Copy each line of the material beneath that holds the word "label".

__________

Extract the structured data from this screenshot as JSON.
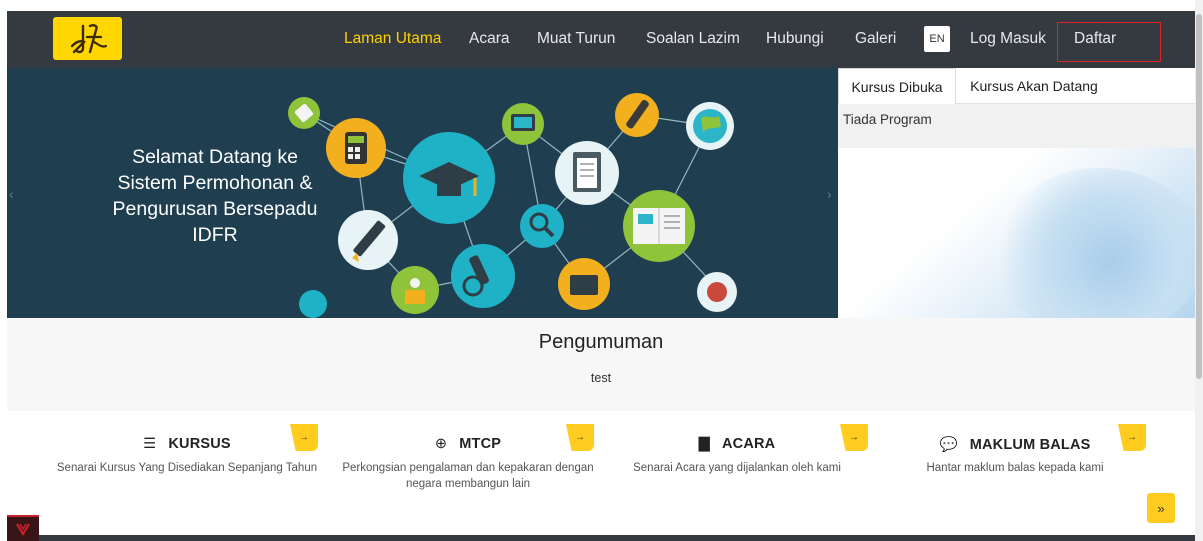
{
  "nav": {
    "items": [
      {
        "label": "Laman Utama",
        "active": true
      },
      {
        "label": "Acara"
      },
      {
        "label": "Muat Turun"
      },
      {
        "label": "Soalan Lazim"
      },
      {
        "label": "Hubungi"
      },
      {
        "label": "Galeri"
      }
    ],
    "lang": "EN",
    "login": "Log Masuk",
    "register": "Daftar"
  },
  "hero": {
    "lines": [
      "Selamat Datang ke",
      "Sistem Permohonan &",
      "Pengurusan Bersepadu",
      "IDFR"
    ]
  },
  "tabs": {
    "items": [
      {
        "label": "Kursus Dibuka",
        "active": true
      },
      {
        "label": "Kursus Akan Datang"
      }
    ],
    "empty_text": "Tiada Program"
  },
  "announcement": {
    "title": "Pengumuman",
    "body": "test"
  },
  "features": [
    {
      "icon": "list-icon",
      "title": "KURSUS",
      "desc": "Senarai Kursus Yang Disediakan Sepanjang Tahun"
    },
    {
      "icon": "globe-icon",
      "title": "MTCP",
      "desc": "Perkongsian pengalaman dan kepakaran dengan negara membangun lain"
    },
    {
      "icon": "calendar-icon",
      "title": "ACARA",
      "desc": "Senarai Acara yang dijalankan oleh kami"
    },
    {
      "icon": "comments-icon",
      "title": "MAKLUM BALAS",
      "desc": "Hantar maklum balas kepada kami"
    }
  ],
  "colors": {
    "navbar": "#343a40",
    "accent": "#ffd000",
    "feature_accent": "#ffcc1f",
    "hero_bg": "#1f3f50",
    "highlight_border": "#e02424"
  }
}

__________

Final answer:
        "label": "Laman Utama",
        "label": "Acara"
        "label": "Muat Turun"
        "label": "Soalan Lazim"
        "label": "Hubungi"
        "label": "Galeri"
        "label": "Kursus Dibuka",
        "label": "Kursus Akan Datang"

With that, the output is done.